──────── Exercise input ────────

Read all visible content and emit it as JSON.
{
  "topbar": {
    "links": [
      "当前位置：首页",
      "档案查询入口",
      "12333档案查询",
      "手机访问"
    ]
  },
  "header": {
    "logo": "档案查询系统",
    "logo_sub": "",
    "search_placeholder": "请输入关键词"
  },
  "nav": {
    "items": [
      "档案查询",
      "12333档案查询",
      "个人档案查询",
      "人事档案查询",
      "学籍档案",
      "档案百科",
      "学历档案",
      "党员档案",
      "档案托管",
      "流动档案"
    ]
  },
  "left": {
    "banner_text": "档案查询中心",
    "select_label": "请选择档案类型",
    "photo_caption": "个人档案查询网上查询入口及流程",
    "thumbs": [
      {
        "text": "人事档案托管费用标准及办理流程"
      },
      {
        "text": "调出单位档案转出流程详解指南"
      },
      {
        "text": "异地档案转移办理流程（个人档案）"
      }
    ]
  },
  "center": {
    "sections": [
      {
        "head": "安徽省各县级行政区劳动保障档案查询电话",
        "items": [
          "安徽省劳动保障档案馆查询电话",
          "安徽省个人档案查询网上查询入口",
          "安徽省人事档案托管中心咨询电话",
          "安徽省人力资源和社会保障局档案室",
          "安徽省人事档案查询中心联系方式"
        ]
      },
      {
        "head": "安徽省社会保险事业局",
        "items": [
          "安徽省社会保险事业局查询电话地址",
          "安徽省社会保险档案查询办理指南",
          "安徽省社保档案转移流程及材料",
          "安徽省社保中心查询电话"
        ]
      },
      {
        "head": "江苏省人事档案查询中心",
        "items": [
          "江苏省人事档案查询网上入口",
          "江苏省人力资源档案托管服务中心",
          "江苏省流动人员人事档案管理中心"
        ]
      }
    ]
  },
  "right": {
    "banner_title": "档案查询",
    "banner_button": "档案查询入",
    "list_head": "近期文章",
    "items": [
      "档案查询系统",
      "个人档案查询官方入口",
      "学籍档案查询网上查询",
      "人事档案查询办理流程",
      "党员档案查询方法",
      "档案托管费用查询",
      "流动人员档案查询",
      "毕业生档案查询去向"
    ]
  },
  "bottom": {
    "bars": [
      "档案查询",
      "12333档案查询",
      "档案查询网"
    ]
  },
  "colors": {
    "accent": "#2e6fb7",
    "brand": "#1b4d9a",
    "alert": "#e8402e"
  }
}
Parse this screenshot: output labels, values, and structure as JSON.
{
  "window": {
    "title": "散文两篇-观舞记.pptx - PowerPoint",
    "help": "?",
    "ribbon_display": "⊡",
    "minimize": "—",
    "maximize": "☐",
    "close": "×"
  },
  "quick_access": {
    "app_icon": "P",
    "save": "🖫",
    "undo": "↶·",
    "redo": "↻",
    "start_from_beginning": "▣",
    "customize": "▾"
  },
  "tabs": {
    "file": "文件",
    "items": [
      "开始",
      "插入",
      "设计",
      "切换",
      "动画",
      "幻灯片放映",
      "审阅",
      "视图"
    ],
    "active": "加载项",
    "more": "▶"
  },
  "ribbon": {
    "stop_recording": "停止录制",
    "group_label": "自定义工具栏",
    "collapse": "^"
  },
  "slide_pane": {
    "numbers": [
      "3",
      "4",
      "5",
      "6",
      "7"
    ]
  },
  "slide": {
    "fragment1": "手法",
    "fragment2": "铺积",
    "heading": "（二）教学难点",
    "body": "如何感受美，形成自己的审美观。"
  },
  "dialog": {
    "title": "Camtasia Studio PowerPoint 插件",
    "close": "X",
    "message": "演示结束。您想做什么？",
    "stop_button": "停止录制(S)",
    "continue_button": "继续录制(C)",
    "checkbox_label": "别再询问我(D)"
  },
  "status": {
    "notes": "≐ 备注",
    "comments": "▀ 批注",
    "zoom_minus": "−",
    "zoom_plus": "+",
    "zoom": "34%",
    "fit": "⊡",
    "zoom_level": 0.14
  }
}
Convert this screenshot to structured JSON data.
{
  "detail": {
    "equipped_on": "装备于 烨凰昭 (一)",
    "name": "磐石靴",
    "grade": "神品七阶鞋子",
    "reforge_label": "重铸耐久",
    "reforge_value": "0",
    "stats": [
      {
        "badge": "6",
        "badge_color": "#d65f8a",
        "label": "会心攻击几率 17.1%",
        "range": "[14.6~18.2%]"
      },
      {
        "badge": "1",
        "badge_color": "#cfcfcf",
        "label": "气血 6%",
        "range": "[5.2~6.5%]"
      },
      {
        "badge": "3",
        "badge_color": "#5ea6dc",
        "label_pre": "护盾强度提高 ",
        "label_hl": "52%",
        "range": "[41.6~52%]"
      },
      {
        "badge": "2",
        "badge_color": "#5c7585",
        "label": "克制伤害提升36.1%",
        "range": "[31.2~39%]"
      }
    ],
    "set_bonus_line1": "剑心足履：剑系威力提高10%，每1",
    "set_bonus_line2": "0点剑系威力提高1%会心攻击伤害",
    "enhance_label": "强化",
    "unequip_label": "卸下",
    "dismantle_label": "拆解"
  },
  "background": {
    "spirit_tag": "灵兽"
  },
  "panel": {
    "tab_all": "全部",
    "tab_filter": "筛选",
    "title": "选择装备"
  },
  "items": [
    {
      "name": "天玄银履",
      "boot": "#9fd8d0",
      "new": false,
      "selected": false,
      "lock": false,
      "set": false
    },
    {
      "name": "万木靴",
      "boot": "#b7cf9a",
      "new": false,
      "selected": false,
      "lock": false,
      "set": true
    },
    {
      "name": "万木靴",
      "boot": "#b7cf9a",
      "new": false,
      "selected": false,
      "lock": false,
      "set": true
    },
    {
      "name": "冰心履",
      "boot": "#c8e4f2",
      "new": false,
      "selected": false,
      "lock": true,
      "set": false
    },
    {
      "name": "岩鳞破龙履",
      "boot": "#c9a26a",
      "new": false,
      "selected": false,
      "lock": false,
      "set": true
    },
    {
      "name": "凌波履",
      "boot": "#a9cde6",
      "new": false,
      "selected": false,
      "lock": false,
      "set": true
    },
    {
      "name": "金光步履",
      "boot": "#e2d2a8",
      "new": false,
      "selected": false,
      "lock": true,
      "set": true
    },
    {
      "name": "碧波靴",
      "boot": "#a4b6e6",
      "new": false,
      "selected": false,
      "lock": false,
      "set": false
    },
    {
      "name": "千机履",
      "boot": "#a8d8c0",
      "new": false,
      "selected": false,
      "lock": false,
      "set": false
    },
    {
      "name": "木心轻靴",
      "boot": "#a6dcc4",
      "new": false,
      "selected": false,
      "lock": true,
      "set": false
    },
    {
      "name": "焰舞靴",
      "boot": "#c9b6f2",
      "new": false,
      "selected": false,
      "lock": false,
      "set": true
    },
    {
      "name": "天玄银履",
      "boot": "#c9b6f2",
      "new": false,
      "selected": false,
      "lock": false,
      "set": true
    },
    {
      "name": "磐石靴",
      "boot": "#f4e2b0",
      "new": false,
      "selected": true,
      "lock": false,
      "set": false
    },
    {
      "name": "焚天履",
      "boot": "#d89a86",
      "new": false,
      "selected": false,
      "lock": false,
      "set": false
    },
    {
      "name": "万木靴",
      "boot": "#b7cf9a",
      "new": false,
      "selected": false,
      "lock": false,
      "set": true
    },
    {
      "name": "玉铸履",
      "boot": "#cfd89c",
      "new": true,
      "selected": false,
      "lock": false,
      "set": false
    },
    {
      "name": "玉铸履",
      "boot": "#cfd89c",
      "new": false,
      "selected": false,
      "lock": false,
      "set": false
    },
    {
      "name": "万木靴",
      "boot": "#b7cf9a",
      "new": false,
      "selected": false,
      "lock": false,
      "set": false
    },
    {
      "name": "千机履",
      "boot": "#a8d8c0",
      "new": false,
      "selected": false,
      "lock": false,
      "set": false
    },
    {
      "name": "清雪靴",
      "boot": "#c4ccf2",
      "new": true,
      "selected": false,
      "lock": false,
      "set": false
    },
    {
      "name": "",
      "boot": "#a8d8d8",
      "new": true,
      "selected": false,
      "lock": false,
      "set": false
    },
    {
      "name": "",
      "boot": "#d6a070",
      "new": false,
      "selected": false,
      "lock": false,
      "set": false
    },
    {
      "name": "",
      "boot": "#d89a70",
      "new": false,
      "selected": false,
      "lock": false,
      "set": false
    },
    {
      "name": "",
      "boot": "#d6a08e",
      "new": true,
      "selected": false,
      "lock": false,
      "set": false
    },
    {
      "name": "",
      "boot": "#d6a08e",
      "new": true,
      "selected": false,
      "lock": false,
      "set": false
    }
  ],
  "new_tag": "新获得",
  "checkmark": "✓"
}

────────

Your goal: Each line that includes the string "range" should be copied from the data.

Answer section:
        "range": "[14.6~18.2%]"
        "range": "[5.2~6.5%]"
        "range": "[41.6~52%]"
        "range": "[31.2~39%]"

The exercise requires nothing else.